The circular comes into force upon its publication.
The circular can be viewed here.
On September 11, 2017, the European Commission published its report on the assessment of the need to temporarily exclude derivatives (“ETDs”) from the scope of Articles 35 and 36 of Regulation (EU) No. 600/2014 on markets in financial instruments (“MiFIR”).
In this context, Article 52(12) requires the European Commission to report to the European Parliament and Council on the need to exclude ETDs from the non-discriminatory access regimes to central counterparties (CCPs) and trading venues under Articles 35 and 36 of MiFIR for up to thirty months after January 3, 2018.
In doing so, the European Commission should base its report on a risk assessment carried out by ESMA in consultation with the ESRB and take into account those risks arising from open and non-discriminatory access rules for ETDs with regard to the stability and orderly functioning of financial markets across the Union.
In its report, the Commission notes that the implementation of open and non-discriminatory access to ETDs under MiFIR could pose certain risks, potentially threatening the smooth and orderly functioning of markets or affecting systemic risk.

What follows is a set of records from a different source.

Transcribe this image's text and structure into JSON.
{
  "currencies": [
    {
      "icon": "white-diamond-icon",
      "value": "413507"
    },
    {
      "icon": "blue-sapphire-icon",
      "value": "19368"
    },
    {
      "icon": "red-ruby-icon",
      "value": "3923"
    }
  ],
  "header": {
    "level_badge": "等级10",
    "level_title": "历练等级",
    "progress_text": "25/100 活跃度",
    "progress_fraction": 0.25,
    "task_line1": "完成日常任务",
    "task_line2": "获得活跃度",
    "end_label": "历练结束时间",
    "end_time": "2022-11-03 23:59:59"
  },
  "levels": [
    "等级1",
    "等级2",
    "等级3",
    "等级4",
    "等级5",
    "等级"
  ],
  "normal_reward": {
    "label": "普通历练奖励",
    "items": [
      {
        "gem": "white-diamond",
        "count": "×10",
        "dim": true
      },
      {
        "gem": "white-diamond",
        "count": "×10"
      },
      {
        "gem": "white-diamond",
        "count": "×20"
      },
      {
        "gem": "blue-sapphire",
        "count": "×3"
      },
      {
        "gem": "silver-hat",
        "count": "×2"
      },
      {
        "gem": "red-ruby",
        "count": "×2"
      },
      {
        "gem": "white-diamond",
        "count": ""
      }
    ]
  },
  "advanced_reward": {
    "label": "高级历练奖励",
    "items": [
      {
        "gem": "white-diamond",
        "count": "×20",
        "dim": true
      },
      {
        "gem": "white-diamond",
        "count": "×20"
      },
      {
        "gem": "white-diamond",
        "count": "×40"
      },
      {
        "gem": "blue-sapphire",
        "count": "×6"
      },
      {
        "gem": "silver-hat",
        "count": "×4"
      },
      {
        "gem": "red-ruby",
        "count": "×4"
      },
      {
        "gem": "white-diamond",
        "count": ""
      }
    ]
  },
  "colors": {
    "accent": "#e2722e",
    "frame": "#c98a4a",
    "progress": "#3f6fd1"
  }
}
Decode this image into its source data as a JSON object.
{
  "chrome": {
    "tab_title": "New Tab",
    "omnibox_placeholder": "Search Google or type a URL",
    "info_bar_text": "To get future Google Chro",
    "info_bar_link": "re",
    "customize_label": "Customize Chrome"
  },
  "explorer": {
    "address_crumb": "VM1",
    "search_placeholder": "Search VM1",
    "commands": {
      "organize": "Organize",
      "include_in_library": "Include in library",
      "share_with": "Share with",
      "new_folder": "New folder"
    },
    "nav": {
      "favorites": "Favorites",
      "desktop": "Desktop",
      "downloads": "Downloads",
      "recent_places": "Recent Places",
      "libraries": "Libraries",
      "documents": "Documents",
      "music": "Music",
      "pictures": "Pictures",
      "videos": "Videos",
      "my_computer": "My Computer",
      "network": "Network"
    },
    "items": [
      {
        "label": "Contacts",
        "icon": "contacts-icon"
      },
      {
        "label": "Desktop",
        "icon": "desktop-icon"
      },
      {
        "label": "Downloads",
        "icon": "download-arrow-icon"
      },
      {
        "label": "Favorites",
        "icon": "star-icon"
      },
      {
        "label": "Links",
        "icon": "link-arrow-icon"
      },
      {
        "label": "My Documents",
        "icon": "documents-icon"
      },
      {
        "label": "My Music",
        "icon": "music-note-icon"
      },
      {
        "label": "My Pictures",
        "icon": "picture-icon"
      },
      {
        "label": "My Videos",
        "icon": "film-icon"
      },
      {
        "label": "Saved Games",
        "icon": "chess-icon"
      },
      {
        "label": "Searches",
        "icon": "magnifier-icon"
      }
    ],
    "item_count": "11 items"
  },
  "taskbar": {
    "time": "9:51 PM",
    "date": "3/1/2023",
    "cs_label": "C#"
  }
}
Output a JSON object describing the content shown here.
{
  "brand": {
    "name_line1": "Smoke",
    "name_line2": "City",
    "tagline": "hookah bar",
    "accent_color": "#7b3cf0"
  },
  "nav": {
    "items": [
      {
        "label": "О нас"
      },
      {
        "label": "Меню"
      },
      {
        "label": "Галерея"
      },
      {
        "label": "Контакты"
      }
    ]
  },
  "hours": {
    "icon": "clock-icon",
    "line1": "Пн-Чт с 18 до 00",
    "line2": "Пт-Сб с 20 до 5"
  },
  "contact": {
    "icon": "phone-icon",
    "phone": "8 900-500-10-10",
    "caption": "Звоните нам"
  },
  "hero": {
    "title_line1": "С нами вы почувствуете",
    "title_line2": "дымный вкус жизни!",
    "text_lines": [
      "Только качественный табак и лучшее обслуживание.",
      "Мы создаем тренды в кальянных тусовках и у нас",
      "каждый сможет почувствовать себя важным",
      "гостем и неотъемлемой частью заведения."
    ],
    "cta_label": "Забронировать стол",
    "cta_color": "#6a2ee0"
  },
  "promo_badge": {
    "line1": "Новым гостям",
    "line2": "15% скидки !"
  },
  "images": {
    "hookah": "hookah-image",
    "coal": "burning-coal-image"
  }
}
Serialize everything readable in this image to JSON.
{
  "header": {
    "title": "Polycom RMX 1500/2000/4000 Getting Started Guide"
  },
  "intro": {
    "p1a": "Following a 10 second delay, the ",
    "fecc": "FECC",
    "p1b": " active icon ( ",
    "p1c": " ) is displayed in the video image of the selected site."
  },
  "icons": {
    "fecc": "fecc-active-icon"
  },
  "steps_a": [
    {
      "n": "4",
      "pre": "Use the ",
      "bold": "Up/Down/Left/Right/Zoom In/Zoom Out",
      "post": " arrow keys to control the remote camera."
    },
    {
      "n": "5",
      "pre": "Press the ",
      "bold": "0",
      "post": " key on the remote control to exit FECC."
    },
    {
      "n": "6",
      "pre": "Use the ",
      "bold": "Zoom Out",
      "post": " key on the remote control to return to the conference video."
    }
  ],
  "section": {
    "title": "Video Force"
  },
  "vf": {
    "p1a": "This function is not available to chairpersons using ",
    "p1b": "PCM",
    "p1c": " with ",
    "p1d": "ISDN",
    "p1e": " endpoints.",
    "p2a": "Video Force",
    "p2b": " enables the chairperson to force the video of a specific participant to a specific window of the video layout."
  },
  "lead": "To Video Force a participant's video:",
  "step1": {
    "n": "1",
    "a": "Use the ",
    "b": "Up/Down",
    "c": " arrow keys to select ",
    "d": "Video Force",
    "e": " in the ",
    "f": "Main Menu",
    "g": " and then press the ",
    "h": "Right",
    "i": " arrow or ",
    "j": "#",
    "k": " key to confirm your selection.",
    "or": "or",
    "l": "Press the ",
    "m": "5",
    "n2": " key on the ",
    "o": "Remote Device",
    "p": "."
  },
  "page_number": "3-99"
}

However, after examining these risks, the Commission concludes that the current regulatory framework in MiFID and EMIR has adequately addressed the potential risks.
Thus, it is not necessary to temporarily exclude exchange-traded derivatives from the scope of Articles 35 and 36 of MiFID.
The report can be here can be viewed.
On September 14, 2017, the International Accounting Standards Board (Board) issued guidance on assessing “materiality” and published a draft definition of “material” (Proposed Amendments to IAS 1 and IAS 8).
The guidance document is intended to assist companies in disclosing financial information that is decision-useful to existing and potential investors, capital providers and other lenders when making decisions about whether to provide resources to the company.
The proposed amendments to IAS 1 and IAS 8 are intended to sharpen the definition of “material” and to harmonize the various definitions in the framework and in the standards themselves.
Comments are due by January 15, 2018.
The press release on the guidelines can be here can be viewed here.
On September 15, 2017, the European Securities and Markets Authority (ESMA) adopted a procedure under the Financial Instruments Regulation (MiFIR) that provides for fiduciary transactions for the temporary weighing of access provisions for exchange-traded derivatives (ETDs).
MiFIR establishes non-discriminatory and open access regimes for trading venues and central counterparties (CCPs). In particular, trading venues are required to provide access to data feeds on a non-discriminatory and transparent basis to CCPs wishing to execute transactions on those venues.
The relevant notifications stating that the trading venue cannot use the access rights for exchange-traded derivatives covered by the relevant threshold during the period of non-participation shall be sent to ESMA by the end of September 2017.
The procedure can be here can be viewed.
© 2023 KPMG Law Rechtsanwaltsgesellschaft mbH, associated with KPMG AG Wirtschaftsprüfungsgesellschaft, a public limited company under German law and a member of the global KPMG organisation of independent member firms affiliated with KPMG International Limited, a Private English Company Limited by Guarantee. All rights reserved. For more details on the structure of KPMG’s global organisation, please visit https://home.kpmg/governance.
KPMG International does not provide services to clients. No member firm is authorised to bind or contract KPMG International or any other member firm to any third party, just as KPMG International is not authorised to bind or contract any other member firm.